+++ Exercise inputs +++

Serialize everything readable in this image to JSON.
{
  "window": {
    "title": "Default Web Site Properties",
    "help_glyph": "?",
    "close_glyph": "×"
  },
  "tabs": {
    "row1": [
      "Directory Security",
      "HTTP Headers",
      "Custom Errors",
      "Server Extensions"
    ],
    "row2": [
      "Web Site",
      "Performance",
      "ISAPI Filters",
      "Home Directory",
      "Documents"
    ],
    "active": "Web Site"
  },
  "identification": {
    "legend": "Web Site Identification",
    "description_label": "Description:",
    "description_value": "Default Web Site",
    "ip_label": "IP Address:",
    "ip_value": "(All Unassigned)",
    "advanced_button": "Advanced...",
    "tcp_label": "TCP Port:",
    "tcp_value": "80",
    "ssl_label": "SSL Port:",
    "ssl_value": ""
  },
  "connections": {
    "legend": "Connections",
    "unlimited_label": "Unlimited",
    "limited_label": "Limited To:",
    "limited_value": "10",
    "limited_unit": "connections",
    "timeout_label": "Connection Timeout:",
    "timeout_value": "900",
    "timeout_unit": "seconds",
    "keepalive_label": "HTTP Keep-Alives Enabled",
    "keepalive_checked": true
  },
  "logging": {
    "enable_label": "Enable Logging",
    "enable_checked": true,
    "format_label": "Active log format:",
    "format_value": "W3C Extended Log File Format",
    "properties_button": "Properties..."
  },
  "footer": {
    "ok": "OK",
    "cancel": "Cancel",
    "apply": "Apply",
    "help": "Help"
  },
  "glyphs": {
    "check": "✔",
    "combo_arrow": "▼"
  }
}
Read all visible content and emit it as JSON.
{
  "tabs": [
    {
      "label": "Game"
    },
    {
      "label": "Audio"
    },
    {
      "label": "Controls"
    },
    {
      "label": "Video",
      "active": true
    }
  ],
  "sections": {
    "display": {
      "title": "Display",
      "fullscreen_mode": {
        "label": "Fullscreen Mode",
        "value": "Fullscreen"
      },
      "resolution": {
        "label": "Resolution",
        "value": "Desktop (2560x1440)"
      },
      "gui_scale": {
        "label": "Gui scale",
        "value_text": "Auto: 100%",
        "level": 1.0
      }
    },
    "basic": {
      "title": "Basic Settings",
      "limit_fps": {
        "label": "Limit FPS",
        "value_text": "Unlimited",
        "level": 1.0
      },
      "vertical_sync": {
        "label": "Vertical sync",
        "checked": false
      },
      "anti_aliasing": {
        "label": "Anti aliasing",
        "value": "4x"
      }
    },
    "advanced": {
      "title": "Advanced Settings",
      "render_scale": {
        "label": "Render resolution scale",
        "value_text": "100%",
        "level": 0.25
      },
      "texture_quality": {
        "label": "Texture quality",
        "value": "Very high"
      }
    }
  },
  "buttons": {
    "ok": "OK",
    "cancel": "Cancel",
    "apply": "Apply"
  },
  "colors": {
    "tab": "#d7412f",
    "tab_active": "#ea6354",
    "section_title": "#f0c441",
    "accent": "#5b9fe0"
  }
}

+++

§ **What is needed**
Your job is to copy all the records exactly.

§ **Result for this exercise**
Serialize everything readable in this image to JSON.
{
  "window": {
    "title": "Default Web Site Properties",
    "help_glyph": "?",
    "close_glyph": "×"
  },
  "tabs": {
    "row1": [
      "Directory Security",
      "HTTP Headers",
      "Custom Errors",
      "Server Extensions"
    ],
    "row2": [
      "Web Site",
      "Performance",
      "ISAPI Filters",
      "Home Directory",
      "Documents"
    ],
    "active": "Web Site"
  },
  "identification": {
    "legend": "Web Site Identification",
    "description_label": "Description:",
    "description_value": "Default Web Site",
    "ip_label": "IP Address:",
    "ip_value": "(All Unassigned)",
    "advanced_button": "Advanced...",
    "tcp_label": "TCP Port:",
    "tcp_value": "80",
    "ssl_label": "SSL Port:",
    "ssl_value": ""
  },
  "connections": {
    "legend": "Connections",
    "unlimited_label": "Unlimited",
    "limited_label": "Limited To:",
    "limited_value": "10",
    "limited_unit": "connections",
    "timeout_label": "Connection Timeout:",
    "timeout_value": "900",
    "timeout_unit": "seconds",
    "keepalive_label": "HTTP Keep-Alives Enabled",
    "keepalive_checked": true
  },
  "logging": {
    "enable_label": "Enable Logging",
    "enable_checked": true,
    "format_label": "Active log format:",
    "format_value": "W3C Extended Log File Format",
    "properties_button": "Properties..."
  },
  "footer": {
    "ok": "OK",
    "cancel": "Cancel",
    "apply": "Apply",
    "help": "Help"
  },
  "glyphs": {
    "check": "✔",
    "combo_arrow": "▼"
  }
}
Read all visible content and emit it as JSON.
{
  "tabs": [
    {
      "label": "Game"
    },
    {
      "label": "Audio"
    },
    {
      "label": "Controls"
    },
    {
      "label": "Video",
      "active": true
    }
  ],
  "sections": {
    "display": {
      "title": "Display",
      "fullscreen_mode": {
        "label": "Fullscreen Mode",
        "value": "Fullscreen"
      },
      "resolution": {
        "label": "Resolution",
        "value": "Desktop (2560x1440)"
      },
      "gui_scale": {
        "label": "Gui scale",
        "value_text": "Auto: 100%",
        "level": 1.0
      }
    },
    "basic": {
      "title": "Basic Settings",
      "limit_fps": {
        "label": "Limit FPS",
        "value_text": "Unlimited",
        "level": 1.0
      },
      "vertical_sync": {
        "label": "Vertical sync",
        "checked": false
      },
      "anti_aliasing": {
        "label": "Anti aliasing",
        "value": "4x"
      }
    },
    "advanced": {
      "title": "Advanced Settings",
      "render_scale": {
        "label": "Render resolution scale",
        "value_text": "100%",
        "level": 0.25
      },
      "texture_quality": {
        "label": "Texture quality",
        "value": "Very high"
      }
    }
  },
  "buttons": {
    "ok": "OK",
    "cancel": "Cancel",
    "apply": "Apply"
  },
  "colors": {
    "tab": "#d7412f",
    "tab_active": "#ea6354",
    "section_title": "#f0c441",
    "accent": "#5b9fe0"
  }
}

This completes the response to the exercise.